Democrats carved into the GOP legislative majority. They’ll fill 67 seats in the 2019 Legislature; Republicans will occupy 83 of them.

That means Democrats will get to speak with a louder voice in determining who takes the gavel from Joe Straus, who didn’t seek re-election this year.

Democrats to join speaker fight

A Republican is a shoo-in to become the next speaker. That’s a given. My favorite for the speakership is my good friend Four Price, the Amarillo Republican who, in my view, would do a smashing job as the Man of the House. He is an ally of Speaker Straus, for whom I have high regard, given his torpedoing of the Bathroom Bill in 2017.

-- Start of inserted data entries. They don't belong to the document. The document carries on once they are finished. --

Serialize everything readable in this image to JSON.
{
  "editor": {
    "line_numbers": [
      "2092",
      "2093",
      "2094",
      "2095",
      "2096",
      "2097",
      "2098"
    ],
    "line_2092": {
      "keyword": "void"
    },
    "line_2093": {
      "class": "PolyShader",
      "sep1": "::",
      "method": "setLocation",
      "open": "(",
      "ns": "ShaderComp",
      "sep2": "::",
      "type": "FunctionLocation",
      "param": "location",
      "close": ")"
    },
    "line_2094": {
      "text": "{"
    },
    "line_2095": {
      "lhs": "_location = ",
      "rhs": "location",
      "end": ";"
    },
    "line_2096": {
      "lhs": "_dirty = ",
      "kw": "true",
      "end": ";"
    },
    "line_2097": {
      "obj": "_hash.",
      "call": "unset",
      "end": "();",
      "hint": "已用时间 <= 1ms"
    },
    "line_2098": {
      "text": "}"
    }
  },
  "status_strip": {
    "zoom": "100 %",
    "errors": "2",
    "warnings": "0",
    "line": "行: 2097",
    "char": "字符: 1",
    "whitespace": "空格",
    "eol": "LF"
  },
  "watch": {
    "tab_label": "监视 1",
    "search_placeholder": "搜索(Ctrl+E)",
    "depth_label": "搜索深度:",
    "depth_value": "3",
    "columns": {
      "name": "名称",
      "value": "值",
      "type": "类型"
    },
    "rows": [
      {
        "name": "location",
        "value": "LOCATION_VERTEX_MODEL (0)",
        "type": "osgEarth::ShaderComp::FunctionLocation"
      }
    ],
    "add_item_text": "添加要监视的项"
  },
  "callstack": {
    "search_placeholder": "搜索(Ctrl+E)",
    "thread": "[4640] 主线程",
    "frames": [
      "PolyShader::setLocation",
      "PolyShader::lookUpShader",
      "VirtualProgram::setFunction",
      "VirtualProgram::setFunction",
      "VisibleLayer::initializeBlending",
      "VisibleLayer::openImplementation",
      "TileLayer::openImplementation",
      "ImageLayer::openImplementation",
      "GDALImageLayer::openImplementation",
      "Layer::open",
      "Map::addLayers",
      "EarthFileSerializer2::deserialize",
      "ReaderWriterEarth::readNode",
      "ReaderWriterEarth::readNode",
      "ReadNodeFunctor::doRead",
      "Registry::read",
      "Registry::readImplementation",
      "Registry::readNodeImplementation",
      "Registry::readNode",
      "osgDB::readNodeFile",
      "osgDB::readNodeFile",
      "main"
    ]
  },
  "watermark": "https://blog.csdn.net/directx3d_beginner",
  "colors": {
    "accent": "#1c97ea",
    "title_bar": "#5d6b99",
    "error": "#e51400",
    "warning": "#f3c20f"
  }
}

However, it’s good to see a semblance of two-party rule returning somewhat to the Texas House. The GOP remains the pre-eminent political party in a state that once was dominated by Democrats.

As for O’Rourke, I’m quite sure that Democratic Party loyalists and activists are getting way ahead of themselves by suggesting Beto should consider running for president in 2020. A better option might be to challenge John Cornyn for the U.S. Senate two years from now.

However, O’Rourke’s legacy for the state well might be that his presence on the ballot and his near-victory over the Cruz Missile has energized a political party that’s been in a hang-dog mood for as long as anyone can remember.

Beto loses, but in a way he wins

I cannot recall a time — before now — when a candidate has lost a campaign for public office and then is mentioned as a possible presidential candidate in just two years.

Beto O’Rourke came within 3 percentage points of defeating Ted Cruz for the U.S. Senate seat in Texas. O’Rourke is a Democrat; Cruz is the Republican incumbent senator.

That’s a big deal worth mentioning, given that Texas hasn’t elected a Democrat to any statewide office since 1994. The last Democrat to win a U.S. Senate race was the late Lloyd Bentsen, who was re-elected to the Senate in 1988 while he was losing his race to become vice president on a national ticket headed by Democratic presidential nominee Michael Dukakis.

O’Rourke gave Cruz all he could handle. He gathered more than 4 million votes out of 8.2 million ballots cast. O’Rourke ran as a progressive Democrat. He didn’t tack to the middle. He carried his progressive message to every one of Texas’s 254 counties. He told the folks in the Texas Panhandle the same thing he was telling them in Dallas County, Travis County or Harris County.

O’Rourke led a Democratic Party slate of candidates and perhaps helped down-ballot candidates make their races more competitive. Mike Collier lost the lieutenant governor’s race by about 4 percent; Justin Nelson came up short in the race for attorney general by the same margin. Virtually all the Democrats on the statewide ballot were competitive in their races against Republicans; the exception was Lupe Valdez, who got hammered by Gov. Greg Abbott.

So, what does the future hold for Beto O’Rourke? Hmm. Let’s see. Oh, John Cornyn’s seat is up in 2020. Might there be another Beto candidacy for the Senate in the offing? He isn’t being cast aside as a has-been, having lost his bid to defeat Sen. Cruz.

Indeed, he is continuing to be hailed in many corners in Texas and around the nation as a potential political superstar.

And to think that Beto is basking in this standing as a losing candidate. Go … figure.